Soloists Julian Leslie (horn), Kathy Potter (viola) and Paul Wright (viola), the latter of whom also led both of the second act ensembles, offered highly polished interpretations of Mozart and Nyman alike. A few intonation issues notwithstanding, Shaun Lee-Chen (violin) was virtuosic in his playing. Stephanie Nicholls brought new life to the oboe in the Mozart quartet, with a flawless timbre and the sweetest, most precise higher register.
Katie McKay (viola) gave a stirring performance of Nico Muhly’s Etude No. 3. Aside from her playing, the visual of a beautiful woman draped like a Grecian goddess amid a sea of candles was enough to distract from the fact that she was playing to a backing track.
The highlight for me, though, was Helen Shanahan’s performance of Caroline Shaw’s “Is a Rose.” Although written for a classical singer, Shanahan’s choice to bring her own relaxed folk-singing voice to the piece made it a unique and unexpected delight. She was the perfect choice for this piece and she sang it impeccably.
In summary, PSO’s Mozart By Candlelight was a professional production, well organised and nicely put together. While not overly racy, it was more daring than your run of the mill classical concert that sits behind a shopfront of professionalism, poise and propriety. Visually stunning, a little bit raucous, a peek behind the veil.

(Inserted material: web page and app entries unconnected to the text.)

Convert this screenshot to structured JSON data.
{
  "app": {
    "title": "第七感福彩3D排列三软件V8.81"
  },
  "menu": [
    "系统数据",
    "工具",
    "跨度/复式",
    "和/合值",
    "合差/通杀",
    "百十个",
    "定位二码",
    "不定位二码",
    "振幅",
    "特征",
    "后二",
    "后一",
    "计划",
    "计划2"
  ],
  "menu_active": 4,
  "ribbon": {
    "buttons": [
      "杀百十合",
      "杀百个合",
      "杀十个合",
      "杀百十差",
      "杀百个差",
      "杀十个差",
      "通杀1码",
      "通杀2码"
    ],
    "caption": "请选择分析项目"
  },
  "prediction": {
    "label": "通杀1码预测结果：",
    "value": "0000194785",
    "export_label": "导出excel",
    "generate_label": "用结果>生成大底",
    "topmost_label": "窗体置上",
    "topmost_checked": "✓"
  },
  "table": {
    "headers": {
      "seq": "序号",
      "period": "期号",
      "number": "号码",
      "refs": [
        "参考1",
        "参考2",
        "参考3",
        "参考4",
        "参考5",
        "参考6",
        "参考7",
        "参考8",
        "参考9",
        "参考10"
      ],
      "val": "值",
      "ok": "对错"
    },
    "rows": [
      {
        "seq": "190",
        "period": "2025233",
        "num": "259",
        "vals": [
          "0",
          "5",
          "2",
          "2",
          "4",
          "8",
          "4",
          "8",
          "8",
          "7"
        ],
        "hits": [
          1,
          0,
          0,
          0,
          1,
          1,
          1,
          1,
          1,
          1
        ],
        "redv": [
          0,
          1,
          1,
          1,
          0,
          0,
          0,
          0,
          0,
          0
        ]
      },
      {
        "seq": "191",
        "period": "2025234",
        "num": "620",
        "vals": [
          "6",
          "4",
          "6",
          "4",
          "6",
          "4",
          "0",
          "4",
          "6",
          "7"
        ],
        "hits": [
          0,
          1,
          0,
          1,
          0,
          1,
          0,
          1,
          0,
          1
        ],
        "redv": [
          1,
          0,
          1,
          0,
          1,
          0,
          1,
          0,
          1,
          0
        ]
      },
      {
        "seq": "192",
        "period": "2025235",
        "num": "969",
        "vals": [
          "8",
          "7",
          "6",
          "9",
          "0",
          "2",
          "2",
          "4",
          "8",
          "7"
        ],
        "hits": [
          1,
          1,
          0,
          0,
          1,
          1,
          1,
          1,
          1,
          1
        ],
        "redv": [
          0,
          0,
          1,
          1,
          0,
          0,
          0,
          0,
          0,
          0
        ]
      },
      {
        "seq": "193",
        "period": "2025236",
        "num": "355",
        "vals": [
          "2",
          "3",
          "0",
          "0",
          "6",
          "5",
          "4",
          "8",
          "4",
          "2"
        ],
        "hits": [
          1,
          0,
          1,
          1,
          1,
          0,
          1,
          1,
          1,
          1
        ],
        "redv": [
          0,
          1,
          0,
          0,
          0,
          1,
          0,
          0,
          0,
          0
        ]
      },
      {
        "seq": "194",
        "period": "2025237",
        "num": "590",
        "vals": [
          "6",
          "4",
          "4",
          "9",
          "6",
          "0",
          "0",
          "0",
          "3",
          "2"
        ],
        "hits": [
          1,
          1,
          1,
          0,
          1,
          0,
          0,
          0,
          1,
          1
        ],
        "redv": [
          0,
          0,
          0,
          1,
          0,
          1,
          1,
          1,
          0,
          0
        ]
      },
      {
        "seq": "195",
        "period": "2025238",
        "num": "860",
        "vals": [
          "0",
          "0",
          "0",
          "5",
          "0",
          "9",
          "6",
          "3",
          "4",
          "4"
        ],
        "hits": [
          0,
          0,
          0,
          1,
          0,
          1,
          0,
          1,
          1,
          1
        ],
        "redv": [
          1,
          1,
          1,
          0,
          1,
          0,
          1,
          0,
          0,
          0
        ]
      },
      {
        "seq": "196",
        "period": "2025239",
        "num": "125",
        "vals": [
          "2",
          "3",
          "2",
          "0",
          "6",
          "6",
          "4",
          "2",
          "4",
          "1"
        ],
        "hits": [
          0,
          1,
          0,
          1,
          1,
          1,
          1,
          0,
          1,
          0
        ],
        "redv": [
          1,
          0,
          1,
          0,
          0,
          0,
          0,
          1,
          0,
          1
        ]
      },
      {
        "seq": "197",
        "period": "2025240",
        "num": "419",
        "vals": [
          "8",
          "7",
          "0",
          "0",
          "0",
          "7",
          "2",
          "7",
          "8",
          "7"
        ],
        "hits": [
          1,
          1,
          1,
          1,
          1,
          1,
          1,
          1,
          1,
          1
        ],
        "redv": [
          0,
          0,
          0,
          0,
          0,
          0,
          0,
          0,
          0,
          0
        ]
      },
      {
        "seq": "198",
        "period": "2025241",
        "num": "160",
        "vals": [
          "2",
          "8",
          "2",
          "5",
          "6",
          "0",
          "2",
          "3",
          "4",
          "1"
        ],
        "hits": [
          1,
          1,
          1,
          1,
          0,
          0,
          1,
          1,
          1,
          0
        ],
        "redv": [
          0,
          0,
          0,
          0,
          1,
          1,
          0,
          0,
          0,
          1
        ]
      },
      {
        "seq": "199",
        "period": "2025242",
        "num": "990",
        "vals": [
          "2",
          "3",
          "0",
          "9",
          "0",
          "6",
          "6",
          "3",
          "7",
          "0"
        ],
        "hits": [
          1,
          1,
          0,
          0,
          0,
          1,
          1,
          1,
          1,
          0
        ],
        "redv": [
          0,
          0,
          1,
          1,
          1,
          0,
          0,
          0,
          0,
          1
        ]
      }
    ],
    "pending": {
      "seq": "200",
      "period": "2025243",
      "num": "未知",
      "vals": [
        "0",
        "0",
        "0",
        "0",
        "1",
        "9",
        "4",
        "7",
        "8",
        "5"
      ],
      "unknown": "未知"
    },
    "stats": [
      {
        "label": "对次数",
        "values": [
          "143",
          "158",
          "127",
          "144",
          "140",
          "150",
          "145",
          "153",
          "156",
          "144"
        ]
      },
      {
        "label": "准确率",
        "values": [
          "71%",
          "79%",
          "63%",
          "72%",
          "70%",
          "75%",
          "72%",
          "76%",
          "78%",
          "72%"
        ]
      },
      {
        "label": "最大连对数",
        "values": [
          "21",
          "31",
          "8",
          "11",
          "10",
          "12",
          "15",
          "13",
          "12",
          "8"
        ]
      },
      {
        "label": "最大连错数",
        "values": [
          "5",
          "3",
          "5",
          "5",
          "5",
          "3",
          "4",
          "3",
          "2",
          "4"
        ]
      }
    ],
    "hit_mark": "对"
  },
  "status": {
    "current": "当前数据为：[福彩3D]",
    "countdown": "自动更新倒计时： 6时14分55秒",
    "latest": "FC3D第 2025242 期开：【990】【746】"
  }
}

The Perth Symphony Orchestra turns nine years old today. Around the Sound would like to take this opportunity to wish them a very happy birthday.
Follow PSO on Facebook for upcoming events.